A large number of algorithms in my field involve finding the fixed point of an operator. Are there any good libraries out there that do this (i.e. properly generic, testing out corner cases, etc.) Of course, a simple version of this can be written within the algorithm itself, but I would rather train students to think things through mathematically, and having a library means fancier methods could be used in the future for the fixed point iteration. (Mathematica’s version is FixedPoint—Wolfram Language Documentation but I don’t think it gives enough control on the norm, in my opinion).

Is there anything? An example of a mediocre example of what I am interested in is below

function fixedpoint(f, x0; residualnorm = (x -> norm(x,Inf)), tol = 1E-10, maxiter=100)
residual = Inf
iter = 1
xold = x0
while residual > tol && iter < maxiter
xnew = f(xold)
residual = residualnorm(xold - xnew);
xold = xnew
iter += 1
end
return xold
end
#Calling it
f(x) = 0.5 * x + 1.0
fixedpoint(f, 1.0)

In terms of other stuff I might expect in the library: Anderson acceleration and Newton’s method of fixed point iteration would be great (where the latter might use AD).

NLsolve.jl. It has an Andersson acceleration method. But also, f(x)=x means that g(x) = f(x)-x = 0 is a rootfinding problem, so that’s how you’d use Newton’s method on that.

But nothing standard you know of solves a standard iterative fixed point problem (assuming a contraction mapping, etc.)?

I believe Haskell also has this sort of thing (Haskell/Fix and recursion - Wikibooks, open books for an open world but I could be wrong). Seems like the sort of thing that could really belong in the standard library for Julia, if a suitable library doesn’t already exist.
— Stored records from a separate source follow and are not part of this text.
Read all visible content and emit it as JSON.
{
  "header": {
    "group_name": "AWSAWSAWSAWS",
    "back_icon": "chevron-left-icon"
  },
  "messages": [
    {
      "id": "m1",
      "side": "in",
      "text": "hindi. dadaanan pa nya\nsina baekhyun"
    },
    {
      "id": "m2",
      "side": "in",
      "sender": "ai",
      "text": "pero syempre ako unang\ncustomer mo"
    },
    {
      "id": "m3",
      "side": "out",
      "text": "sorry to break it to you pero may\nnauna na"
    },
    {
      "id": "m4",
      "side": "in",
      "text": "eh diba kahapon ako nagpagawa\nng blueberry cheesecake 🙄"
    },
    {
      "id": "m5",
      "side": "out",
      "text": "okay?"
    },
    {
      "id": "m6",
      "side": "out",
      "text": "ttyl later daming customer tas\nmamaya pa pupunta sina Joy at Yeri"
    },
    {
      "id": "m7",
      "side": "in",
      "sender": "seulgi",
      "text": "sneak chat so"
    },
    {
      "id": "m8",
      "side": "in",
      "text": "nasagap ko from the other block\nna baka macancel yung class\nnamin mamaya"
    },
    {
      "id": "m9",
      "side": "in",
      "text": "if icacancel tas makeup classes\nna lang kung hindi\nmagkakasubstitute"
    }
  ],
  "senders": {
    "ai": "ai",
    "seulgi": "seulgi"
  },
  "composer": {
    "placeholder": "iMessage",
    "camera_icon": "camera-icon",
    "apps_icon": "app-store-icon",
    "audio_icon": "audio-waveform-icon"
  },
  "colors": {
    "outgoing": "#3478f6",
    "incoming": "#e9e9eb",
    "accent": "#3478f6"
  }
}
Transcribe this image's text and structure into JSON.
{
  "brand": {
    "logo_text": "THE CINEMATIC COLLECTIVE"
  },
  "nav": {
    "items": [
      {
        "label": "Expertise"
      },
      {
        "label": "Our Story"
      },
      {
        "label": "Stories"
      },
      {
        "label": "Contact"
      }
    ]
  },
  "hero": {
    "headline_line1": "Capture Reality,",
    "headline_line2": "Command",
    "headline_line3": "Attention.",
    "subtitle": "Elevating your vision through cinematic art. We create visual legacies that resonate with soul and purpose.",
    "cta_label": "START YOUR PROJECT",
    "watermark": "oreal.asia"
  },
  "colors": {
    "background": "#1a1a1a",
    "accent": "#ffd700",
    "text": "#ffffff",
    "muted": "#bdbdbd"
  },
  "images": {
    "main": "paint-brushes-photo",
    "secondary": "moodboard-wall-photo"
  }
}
No, I mentioned NLsolve.jl has Anderson acceleration for this.

But if you want Newton, just do x->f(x)-x. Maybe ask for a convenience function if necessary but I think showing students how to make use of a rootfinder for fixed point acceleration is a simple (and common) enough trick that they should know or learn it. That trick is probably a good part (a) to a HW problem IMO .

Note the two very different notions of fixed point: there’s the fixed point of a numerical function (with floats and tolerances, which seems to be what you’re interested in) and there’s the fixed point as a programming/theoretical language construct, see eg Fixed-point combinator - Wikipedia. One is about numbers, the other about expressions (as far as I understand)

If you really want the pure iteration xn+1 = f(xn) and you don’t want to do it by hand for some reason, you can use NLSolve’s Anderson acceleration and just set the history parameter to 0.